Traditional doesn't mean your Grandma's porcelain doll collection (please, no), or stuffy, uninteresting spaces. And timeless doesn't mean stagnant and stuck.

I'm a visual person, and I'm guessing, since you're the type who reads design blogs, you are too. So instead of me trying to articulate this point in a million words, let's consider the following beautifully designed spaces.

What I love about these two spaces is how bold they are. And their boldness may not even be the first thing that hits you. They're done so well that their rich color and interesting elements work  so seamlessly together, that there's nothing garish or really crazy going on. 

To get down to the nuts and bolts of it, these paint colors have a timeless appeal for their interior and exterior historic use. The elements themselves have vintage appeal (many are probably genuine antiques) and chic, global textiles would be just as timely now as they would have been somewhere in the world 50+ years ago. 

This space by Nina Griscom via Architectural Digest back in February 2012 is another bold move that strikes a chord one might not always associate with traditional style because of it's saucy animal print and alluring lines, but take another look. From what I can tell, probably 80% (if not more) of that room is vintage. In other words- pretty traditional and pretty timeless if they still feel sexy after so long. 

PS- loving the loosely spaced gallery wall. It brings a certain sense of relaxedness in a room that may otherwise feel a little untouchable. 

I love this hallway in Lori Tippin's home via Tradition Home, obviously because of the chinoiserie, herringbone floors, and uh-mazing furniture, but check out those antelope antlers. They temper the femininity of the graceful gallery wall and soft blue and white with a fierce, edgy elegance that transcends any time period. Totally bad. In the best way. 

I wish this image could made the size of the others, but it gets pretty pixelated. When I started my research for this post, I pulled some pics on my iPhone and this must've been one of them, because aside from it being from Trad Home, I can't really find the source to give credit or find a bigger pic. If you know who's work this is please let me know!

But I wanted to incorporate this last space because you can see that it's decidedly more subdued than the others. And I think that sometimes when people hear terms like traditional or timeless, they think boring. What I think this space does a great job of demonstrating is how traditional, neutral design can be anything but boring. This soft color pallet is gorgeous on it's own, but I'm sure it was used mindfully to accentuate the room's very best features which are it's architectural bones. 

That stone wall and sweeping, arched window is an unmistakably gorgeous focal point and isn't overpowered by anything in the space. And the ceiling beams aren't too bad either. 

A neutral space doesn't have to be boring. 

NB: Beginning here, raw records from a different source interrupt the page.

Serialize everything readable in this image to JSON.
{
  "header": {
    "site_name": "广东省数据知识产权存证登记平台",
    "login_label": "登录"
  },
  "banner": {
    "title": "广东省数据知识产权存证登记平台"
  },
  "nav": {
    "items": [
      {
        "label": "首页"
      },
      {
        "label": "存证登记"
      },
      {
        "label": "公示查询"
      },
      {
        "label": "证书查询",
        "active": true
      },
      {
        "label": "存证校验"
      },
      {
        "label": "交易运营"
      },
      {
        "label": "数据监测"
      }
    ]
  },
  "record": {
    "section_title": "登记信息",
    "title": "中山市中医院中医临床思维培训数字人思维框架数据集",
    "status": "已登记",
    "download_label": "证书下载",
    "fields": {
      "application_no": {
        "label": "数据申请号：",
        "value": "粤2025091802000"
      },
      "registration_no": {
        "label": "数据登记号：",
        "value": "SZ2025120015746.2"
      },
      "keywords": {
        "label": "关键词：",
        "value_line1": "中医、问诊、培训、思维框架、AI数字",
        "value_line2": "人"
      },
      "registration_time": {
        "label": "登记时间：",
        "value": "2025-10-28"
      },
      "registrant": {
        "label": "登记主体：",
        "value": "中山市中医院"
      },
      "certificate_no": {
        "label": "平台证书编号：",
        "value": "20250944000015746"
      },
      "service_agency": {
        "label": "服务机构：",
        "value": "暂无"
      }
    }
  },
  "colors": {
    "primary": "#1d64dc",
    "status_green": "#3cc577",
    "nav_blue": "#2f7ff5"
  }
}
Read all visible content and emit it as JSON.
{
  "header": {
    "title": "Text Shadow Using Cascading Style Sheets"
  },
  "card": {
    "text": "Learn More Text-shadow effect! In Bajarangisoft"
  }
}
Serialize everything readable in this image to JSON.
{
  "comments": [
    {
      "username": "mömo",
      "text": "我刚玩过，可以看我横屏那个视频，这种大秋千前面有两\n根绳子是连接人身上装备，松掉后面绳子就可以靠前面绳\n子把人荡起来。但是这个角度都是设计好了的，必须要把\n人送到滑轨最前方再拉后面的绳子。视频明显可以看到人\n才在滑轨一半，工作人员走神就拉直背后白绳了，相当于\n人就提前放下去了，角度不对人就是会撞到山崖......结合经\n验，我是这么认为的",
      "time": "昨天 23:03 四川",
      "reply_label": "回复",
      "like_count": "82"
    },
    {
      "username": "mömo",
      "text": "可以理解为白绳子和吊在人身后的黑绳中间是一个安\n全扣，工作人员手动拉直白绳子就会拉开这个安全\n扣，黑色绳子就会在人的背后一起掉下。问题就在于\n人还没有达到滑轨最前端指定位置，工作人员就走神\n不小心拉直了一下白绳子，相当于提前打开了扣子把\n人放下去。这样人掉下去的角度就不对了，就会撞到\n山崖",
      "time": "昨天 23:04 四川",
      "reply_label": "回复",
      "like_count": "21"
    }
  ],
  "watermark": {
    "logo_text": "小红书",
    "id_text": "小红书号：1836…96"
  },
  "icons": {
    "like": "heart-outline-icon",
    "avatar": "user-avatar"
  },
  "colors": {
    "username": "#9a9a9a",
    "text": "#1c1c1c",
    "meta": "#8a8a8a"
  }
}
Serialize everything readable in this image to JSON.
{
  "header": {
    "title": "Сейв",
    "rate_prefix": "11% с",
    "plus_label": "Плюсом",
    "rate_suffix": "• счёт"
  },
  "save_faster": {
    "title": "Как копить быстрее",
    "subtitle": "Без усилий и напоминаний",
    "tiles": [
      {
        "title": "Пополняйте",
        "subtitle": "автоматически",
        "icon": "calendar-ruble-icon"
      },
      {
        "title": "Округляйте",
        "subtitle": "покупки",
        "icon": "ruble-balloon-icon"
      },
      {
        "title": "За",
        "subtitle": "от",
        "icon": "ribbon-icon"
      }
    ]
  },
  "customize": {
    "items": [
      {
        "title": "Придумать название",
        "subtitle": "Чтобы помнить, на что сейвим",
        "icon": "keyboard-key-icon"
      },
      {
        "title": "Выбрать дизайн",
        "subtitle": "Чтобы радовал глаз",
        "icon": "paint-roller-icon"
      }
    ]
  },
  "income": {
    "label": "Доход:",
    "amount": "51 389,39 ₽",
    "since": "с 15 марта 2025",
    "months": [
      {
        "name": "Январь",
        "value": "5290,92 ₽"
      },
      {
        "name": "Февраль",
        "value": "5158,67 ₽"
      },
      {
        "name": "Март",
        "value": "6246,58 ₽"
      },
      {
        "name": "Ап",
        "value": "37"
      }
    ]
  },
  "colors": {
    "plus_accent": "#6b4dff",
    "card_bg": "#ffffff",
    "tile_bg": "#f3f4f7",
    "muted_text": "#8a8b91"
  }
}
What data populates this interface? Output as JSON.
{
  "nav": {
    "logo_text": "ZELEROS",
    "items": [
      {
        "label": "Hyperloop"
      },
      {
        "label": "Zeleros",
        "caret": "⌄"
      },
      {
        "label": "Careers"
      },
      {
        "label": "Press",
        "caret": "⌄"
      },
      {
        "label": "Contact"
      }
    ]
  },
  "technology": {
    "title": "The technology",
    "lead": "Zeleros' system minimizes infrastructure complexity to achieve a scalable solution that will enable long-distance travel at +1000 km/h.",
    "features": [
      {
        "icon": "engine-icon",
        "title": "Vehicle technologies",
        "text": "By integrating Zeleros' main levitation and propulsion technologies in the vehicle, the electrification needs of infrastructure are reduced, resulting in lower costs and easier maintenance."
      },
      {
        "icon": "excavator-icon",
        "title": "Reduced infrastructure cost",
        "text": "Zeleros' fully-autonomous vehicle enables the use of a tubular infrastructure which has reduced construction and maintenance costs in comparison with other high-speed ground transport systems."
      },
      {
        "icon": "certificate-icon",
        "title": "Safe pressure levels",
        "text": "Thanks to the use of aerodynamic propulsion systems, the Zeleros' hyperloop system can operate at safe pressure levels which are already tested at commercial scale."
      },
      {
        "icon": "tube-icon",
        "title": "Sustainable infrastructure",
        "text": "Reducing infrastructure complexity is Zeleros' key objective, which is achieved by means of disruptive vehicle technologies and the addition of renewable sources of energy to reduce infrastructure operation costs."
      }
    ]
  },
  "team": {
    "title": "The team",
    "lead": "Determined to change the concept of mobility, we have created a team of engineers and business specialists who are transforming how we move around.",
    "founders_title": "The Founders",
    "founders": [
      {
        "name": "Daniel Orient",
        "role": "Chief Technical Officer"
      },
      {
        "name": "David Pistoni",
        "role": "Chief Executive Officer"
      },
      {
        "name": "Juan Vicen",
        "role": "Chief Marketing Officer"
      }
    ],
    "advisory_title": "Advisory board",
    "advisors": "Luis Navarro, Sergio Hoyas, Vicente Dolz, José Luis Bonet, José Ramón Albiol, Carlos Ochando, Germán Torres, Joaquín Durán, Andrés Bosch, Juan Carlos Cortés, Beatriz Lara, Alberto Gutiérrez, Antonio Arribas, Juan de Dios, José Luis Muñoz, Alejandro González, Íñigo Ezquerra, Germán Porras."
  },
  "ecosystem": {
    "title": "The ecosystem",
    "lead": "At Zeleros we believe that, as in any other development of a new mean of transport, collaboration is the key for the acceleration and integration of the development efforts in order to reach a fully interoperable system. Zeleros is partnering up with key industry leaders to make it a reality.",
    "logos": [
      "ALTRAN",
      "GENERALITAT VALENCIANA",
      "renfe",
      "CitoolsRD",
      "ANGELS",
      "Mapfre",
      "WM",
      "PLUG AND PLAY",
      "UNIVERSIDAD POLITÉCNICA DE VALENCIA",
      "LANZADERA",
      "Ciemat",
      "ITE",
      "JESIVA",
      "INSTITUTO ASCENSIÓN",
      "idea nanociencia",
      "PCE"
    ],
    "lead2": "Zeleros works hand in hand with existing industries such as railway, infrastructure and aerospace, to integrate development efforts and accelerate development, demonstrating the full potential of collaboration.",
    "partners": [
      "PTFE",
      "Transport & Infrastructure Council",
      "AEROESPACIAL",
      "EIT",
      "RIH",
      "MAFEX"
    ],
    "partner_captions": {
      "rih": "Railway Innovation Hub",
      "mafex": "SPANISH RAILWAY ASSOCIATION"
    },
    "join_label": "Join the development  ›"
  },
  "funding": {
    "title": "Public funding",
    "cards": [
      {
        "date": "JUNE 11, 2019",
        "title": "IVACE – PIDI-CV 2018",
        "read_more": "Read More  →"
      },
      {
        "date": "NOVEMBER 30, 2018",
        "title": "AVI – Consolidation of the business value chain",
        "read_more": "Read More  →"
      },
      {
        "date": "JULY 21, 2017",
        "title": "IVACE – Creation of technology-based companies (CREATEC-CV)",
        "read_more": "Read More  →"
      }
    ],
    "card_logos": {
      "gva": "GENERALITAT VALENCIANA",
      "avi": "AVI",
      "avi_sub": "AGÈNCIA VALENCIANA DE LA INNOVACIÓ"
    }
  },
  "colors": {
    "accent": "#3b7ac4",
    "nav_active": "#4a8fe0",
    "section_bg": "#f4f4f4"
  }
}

So if you're one of those who tends to shy away from anything labeled traditional or timeless, I hope you've been able to broaden your scope a little bit to understand that timeless design really just means a space that's done so well, with such a tightly woven scheme of both old and well-designed-new, that you'll just love it for a really, really long time. 

In other words, there is no expiration on a timeless space's style.